HE sixth annual Roll Call of the Red Cross is now under way and will continue until Thanksgiving Day. Once a year the Red Cross appeals to the American public to join in its work. The Roll Call is just what the name indicates; a call to members to renew their membership and to those not members to find out what the Red Cross is and does and then become members. This is not a "drive" in the usual meaning of an attempt to raise contributions and donations; no doubt the National Red Cross welcomes at any time of the year new memberships and special contributions, but its sole direct appeal to the public is to join in membership.
We do not know what the exact figures of membership are at present. A year ago there were about six million members a much larger membership than had existed before the war.
As probably most of our readers know, the membership fees, amounting to sev
eral million dollars, go directly for relief purposes; the beautiful National Red Cross building in Washington was paid for from special contributions made for that purpose; the National officers, or most of them, either serve without pay or are paid from special contributions made outside the membership fees; thus membership fees paid by individuals go intact to carry out the work of the association.
WHAT THE RED CROSS DOES
HAT is that work, now that the war has long since been ended? This is a question sometimes asked, and easily answered. The watchword of the Red Cross is "Always Ready." One big part of its work is to be ready for emergencies. When such disasters happen as those at San Francisco and Galveston and Tulsa, and now Smyrna, relief and help cannot be improvised in a minute. This is just what the Red Cross is for; to have funds, railway trains, nurses, doctors, medical supplies, food, tents, ready to send with speed to any place where the need is great.
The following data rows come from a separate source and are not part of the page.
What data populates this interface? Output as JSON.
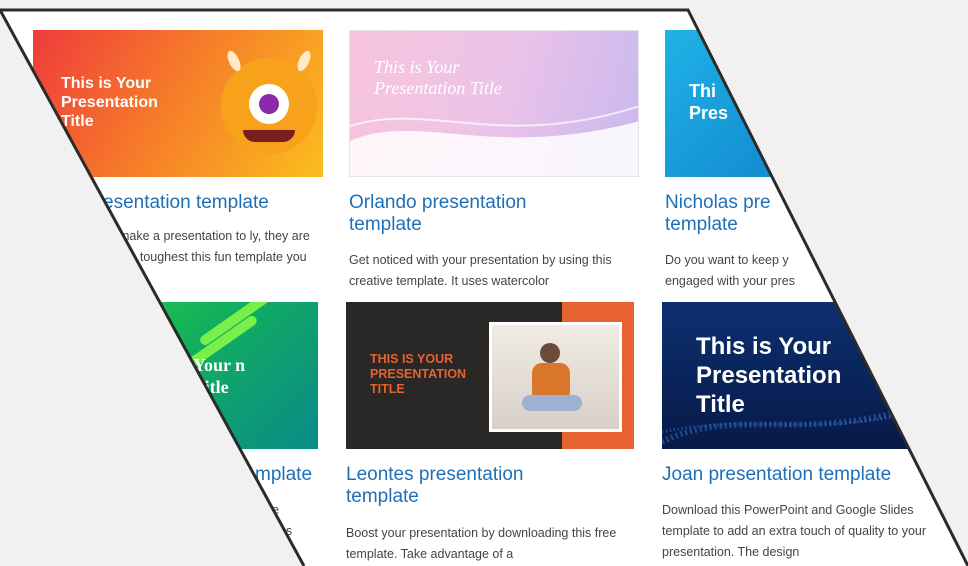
{
  "templates": [
    {
      "title": "esentation template",
      "description": "make a presentation to ly, they are the toughest this fun template you will",
      "thumb_title": "This is Your Presentation Title",
      "colors": {
        "from": "#ef3d3d",
        "to": "#fbbc1d"
      }
    },
    {
      "title": "Orlando presentation template",
      "description": "Get noticed with your presentation by using this creative template. It uses watercolor",
      "thumb_title": "This is Your Presentation Title",
      "colors": {
        "from": "#f7c6de",
        "to": "#c8b8f0"
      }
    },
    {
      "title": "Nicholas pre template",
      "description": "Do you want to keep y engaged with your pres",
      "thumb_title": "Thi Pres",
      "colors": {
        "from": "#1fb3e6",
        "to": "#0a6fc2"
      }
    },
    {
      "title": "mplate",
      "description": "ee apes",
      "thumb_title": "Your n Title",
      "colors": {
        "from": "#18c23a",
        "to": "#0a8a8a"
      }
    },
    {
      "title": "Leontes presentation template",
      "description": "Boost your presentation by downloading this free template. Take advantage of a",
      "thumb_title": "THIS IS YOUR PRESENTATION TITLE",
      "colors": {
        "from": "#2a2727",
        "to": "#e6622e"
      }
    },
    {
      "title": "Joan presentation template",
      "description": "Download this PowerPoint and Google Slides template to add an extra touch of quality to your presentation. The design",
      "thumb_title": "This is Your Presentation Title",
      "colors": {
        "from": "#0b2c6b",
        "to": "#0a1a45"
      }
    }
  ]
}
The greatest emergency this century has seen was the emergency of the Great War. What the Red Cross did need not now be recapitulated. It can be told only in terms of many millions of money and of arduous and unpaid service of many thousands of men and women.
Since the war the Red Cross has rendered services of vast magnitude in devastated countries and regions; nor is its work in this direction to be confined to the ravages of the past. President Harding, who is the President of the American Red Cross, in announcing the present Roll Call, points out that a fearful emergency exists abroad at this moment. In the Near East, he says, "the lives of millions of unfortunate people even now depend and must continue for a long time to depend on the untiring liberality of more favored communities." The relief that is to come from this country must be rendered, as President Harding points out, almost entirely through co-operation between the Red Cross, the Near East Relief, and some smaller agencies. It is understood that the Red Cross expects to spend for the Near East at least five million dollars. It could not spend it now if it did not have it now; it would not have it now if it had not been for the membership fees of last year. On the day we go to press the American Red Cross has cabled to Red Cross chapters in Chile offering aid to sufferers from the earthquake.
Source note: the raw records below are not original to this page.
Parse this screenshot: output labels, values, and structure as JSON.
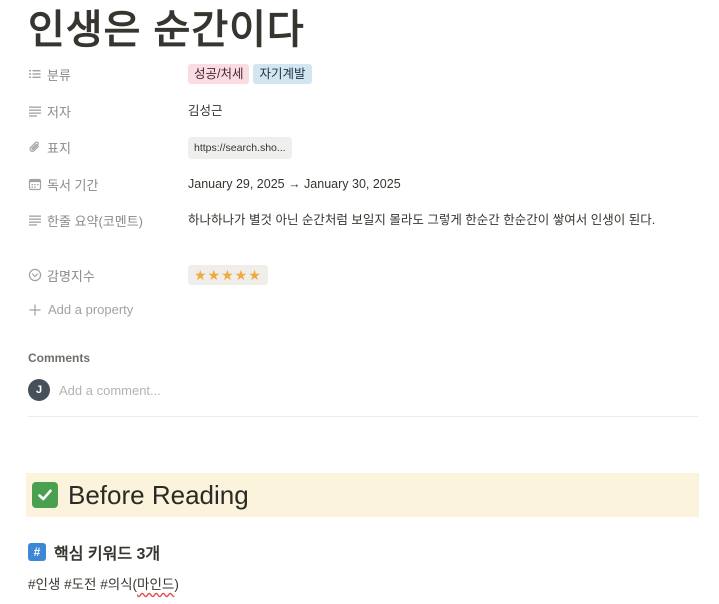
{
  "page": {
    "title": "인생은 순간이다"
  },
  "properties": {
    "category": {
      "label": "분류",
      "icon": "list-icon",
      "tags": [
        {
          "text": "성공/처세",
          "color": "#f9dde3"
        },
        {
          "text": "자기계발",
          "color": "#d3e5ef"
        }
      ]
    },
    "author": {
      "label": "저자",
      "icon": "text-lines-icon",
      "value": "김성근"
    },
    "cover": {
      "label": "표지",
      "icon": "paperclip-icon",
      "value": "https://search.sho..."
    },
    "reading_period": {
      "label": "독서 기간",
      "icon": "calendar-icon",
      "value": "January 29, 2025 → January 30, 2025"
    },
    "summary": {
      "label": "한줄 요약(코멘트)",
      "icon": "text-lines-icon",
      "value": "하나하나가 별것 아닌 순간처럼 보일지 몰라도 그렇게 한순간 한순간이 쌓여서 인생이 된다."
    },
    "rating": {
      "label": "감명지수",
      "icon": "select-circle-icon",
      "value": "★★★★★"
    }
  },
  "add_property": {
    "label": "Add a property"
  },
  "comments": {
    "heading": "Comments",
    "avatar_initial": "J",
    "placeholder": "Add a comment..."
  },
  "callout": {
    "icon": "checkmark-icon",
    "text": "Before Reading"
  },
  "section": {
    "icon": "hash-icon",
    "heading": "핵심 키워드 3개",
    "keywords_prefix": "#인생 #도전 #의식(",
    "keywords_misspelled": "마인드",
    "keywords_suffix": ")"
  },
  "colors": {
    "accent_check": "#4aa04e",
    "callout_bg": "#fbf3db",
    "hash_icon": "#3e86d6",
    "star": "#f2a93b"
  }
}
One other among many activities of the Red Cross may be mentioned, namely, the aid it renders to +1 returned American soldier. Ce' Forbes, the Director of the Vet